The Yamaha SY85 is a digital music workstation introduced in 1992. Unlike other Yamaha synthesizers of the time the SY85 does not use FM synthesis. Instead, its sounds are based on samples, which can be layered and modified to create new sounds.
The R-8 Human Rhythm Composer is an electronic drum machine introduced in 1989 by Roland Corporation, using PCM voices. The R-8 features velocity- and pressure-sensitive trigger pads, and the ability to create loops of beats. The device has eight individual outputs, 12-voice polyphony, and four-part multitimbral MIDI.
The Korg DS-8 is two oscillator digital FM synthesizer released by Korg in 1987 which used the Yamaha FB-01 FM synthesis engine.
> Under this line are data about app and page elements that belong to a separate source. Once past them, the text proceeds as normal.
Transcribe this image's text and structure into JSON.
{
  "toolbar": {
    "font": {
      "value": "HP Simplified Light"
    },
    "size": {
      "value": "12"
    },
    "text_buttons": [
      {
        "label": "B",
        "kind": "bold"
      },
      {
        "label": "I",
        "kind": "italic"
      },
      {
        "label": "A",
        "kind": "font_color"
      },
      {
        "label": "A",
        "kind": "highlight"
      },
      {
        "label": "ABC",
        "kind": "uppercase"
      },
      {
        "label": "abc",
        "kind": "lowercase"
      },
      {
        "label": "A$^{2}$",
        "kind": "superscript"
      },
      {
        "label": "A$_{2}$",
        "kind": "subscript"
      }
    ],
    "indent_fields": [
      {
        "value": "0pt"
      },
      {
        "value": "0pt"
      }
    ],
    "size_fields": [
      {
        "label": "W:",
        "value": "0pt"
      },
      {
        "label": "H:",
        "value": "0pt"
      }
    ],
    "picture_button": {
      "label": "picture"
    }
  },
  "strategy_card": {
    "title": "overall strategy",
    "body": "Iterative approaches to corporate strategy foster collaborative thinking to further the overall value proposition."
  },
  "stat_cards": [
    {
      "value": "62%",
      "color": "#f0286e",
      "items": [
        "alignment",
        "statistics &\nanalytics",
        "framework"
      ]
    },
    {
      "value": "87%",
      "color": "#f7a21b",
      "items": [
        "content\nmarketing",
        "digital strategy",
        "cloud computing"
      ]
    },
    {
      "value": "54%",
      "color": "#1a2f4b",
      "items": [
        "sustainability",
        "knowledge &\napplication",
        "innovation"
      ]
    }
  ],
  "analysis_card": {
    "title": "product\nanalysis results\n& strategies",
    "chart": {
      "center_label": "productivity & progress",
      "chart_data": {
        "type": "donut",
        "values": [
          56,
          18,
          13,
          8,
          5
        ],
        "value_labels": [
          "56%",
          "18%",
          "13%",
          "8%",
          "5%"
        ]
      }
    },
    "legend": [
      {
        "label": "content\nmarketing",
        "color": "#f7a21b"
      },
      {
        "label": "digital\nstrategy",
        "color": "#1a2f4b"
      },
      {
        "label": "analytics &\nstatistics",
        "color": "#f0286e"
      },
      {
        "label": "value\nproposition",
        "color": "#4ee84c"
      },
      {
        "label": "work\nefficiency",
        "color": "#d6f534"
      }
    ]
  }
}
The Akai S1000 is a 16-bit, 44.1 kHz professional stereo digital sampler, released by Akai in 1988. The S1000 was among the first professional-quality 16-bit stereo samplers. Its abilities to splice, crossfade, trim, and loop sound in 16-bit CD quality made it popular among producers in the late 80s through to the mid 90s. The S1000 used 24-bit internal processing, had digital filters and an effects send and return, and came with 2MB of RAM.
The Studio 440 was a sampler, sequencer, and 32 sound drum machine manufactured by Dave Smith's Sequential Circuits (SCI) and released in 1986. The sampler's core is similar to that of the Prophet 2000 and Prophet 2002. There is a 3.5" floppy disk drive to store samples and data.
The Roland S-50 is a 61-key 12-bit sampler keyboard produced by the Roland Corporation in 1986. It featured a 3.5-inch DSDD floppy disk drive and had external CRT monitor support to facilitate editing of samples. It could hold up to 32 samples. A rack-mounted version was also available, which featured expanded memory.
The Dynacord ADD-One is a German-manufactured, American-designed drum machine that was first released in 1986. It uses recorded samples to produce its sounds through analog voltage controlled envelopes and analog filters with resonance, to self-oscillation per voice. It comes with 1Mbyte of memory and can be upgraded up to 8Mbytes.
Akai Professional entered the electronic musical instrument world in 1984 with one purpose – to give artists the tools they need to express and explore new musical ideas.”, “In 1999, Akai Professional Musical Instruments Corporation (APMI) was formed.
民間信用調査会社の帝国データバンク横浜支店によると、音響機器製造のアカイプロフェッショナルエムアイ（横浜市都筑区北山田、駿河道生社長、従業員十七人）は七日までに、東京地裁から破産手続き開始決定を受けた。... 同社は一九九九年十二月、赤井電機（東京都）の電子楽器部門のブランドを買収した米国系企業が、製造・販売目的で設立した。[Abstract: according to the private credit research company, Teikoku Databank Yokohama branch, by the 7th (December 2005), Akai Professional M.I. received a bankruptcy proceedings decision by the Tokyo District Court. ... Akai Professional M.I. was established in December 1999 to focus on the manufacture and sale of electronic musical instruments, by a company of the United States who acquired the brand(s) of musical instrument division of Akai Electric Company Ltd.]
|Wikimedia Commons has media related to Akai .|